- Data section -
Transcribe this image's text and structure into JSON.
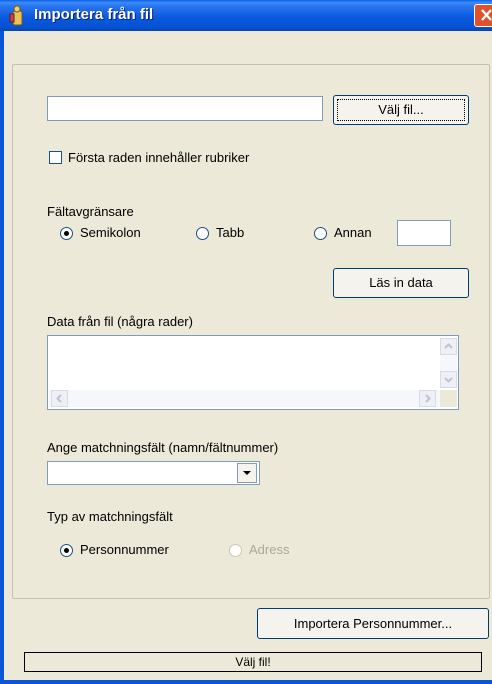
{
  "window": {
    "title": "Importera från fil",
    "colors": {
      "titlebar": "#0a5adf",
      "close_button": "#e0512c",
      "face": "#ece9d8"
    }
  },
  "file": {
    "path_value": "",
    "browse_button": "Välj fil..."
  },
  "first_row_headers": {
    "label": "Första raden innehåller rubriker",
    "checked": false
  },
  "delimiter": {
    "group_label": "Fältavgränsare",
    "options": [
      {
        "label": "Semikolon",
        "selected": true
      },
      {
        "label": "Tabb",
        "selected": false
      },
      {
        "label": "Annan",
        "selected": false
      }
    ],
    "other_value": ""
  },
  "load_button": "Läs in data",
  "preview": {
    "label": "Data från fil (några rader)",
    "content": ""
  },
  "match_field": {
    "label": "Ange matchningsfält (namn/fältnummer)",
    "selected": ""
  },
  "match_type": {
    "label": "Typ av matchningsfält",
    "options": [
      {
        "label": "Personnummer",
        "selected": true,
        "enabled": true
      },
      {
        "label": "Adress",
        "selected": false,
        "enabled": false
      }
    ]
  },
  "import_button": "Importera Personnummer...",
  "status": "Välj fil!"
}
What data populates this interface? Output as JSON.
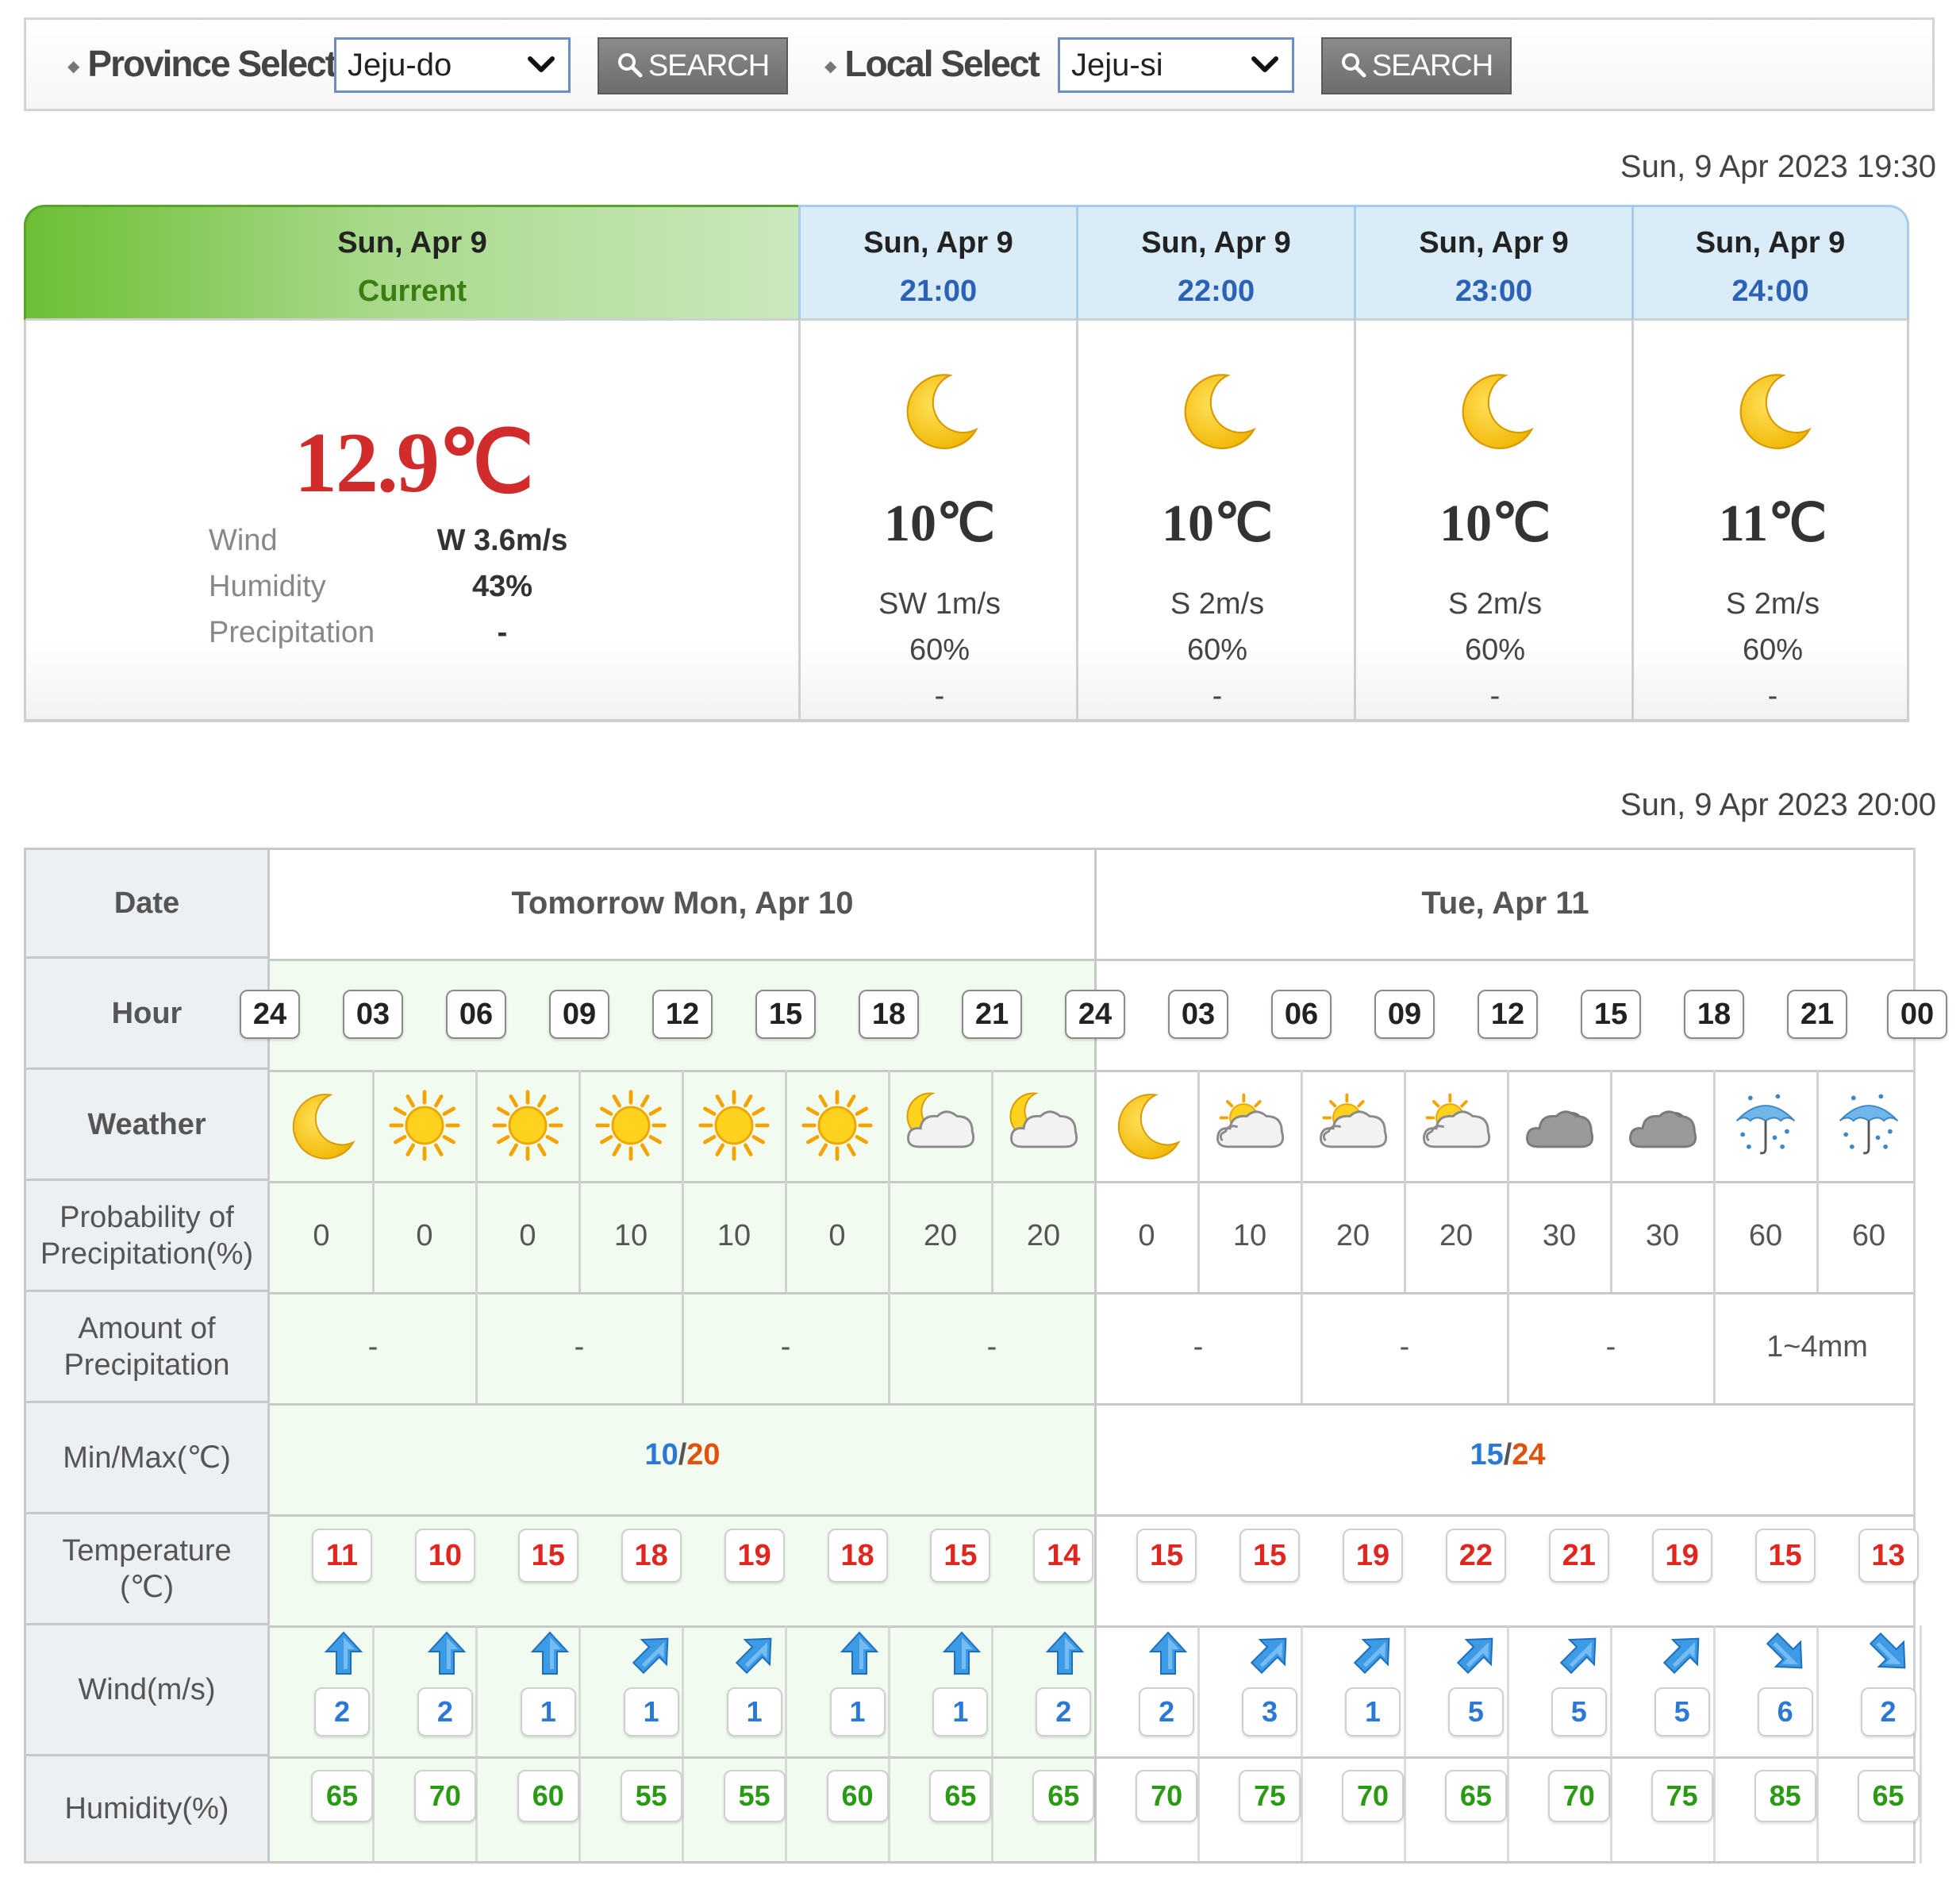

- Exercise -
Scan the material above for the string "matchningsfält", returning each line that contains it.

- Response -
    "label": "Ange matchningsfält (namn/fältnummer)",
    "label": "Typ av matchningsfält",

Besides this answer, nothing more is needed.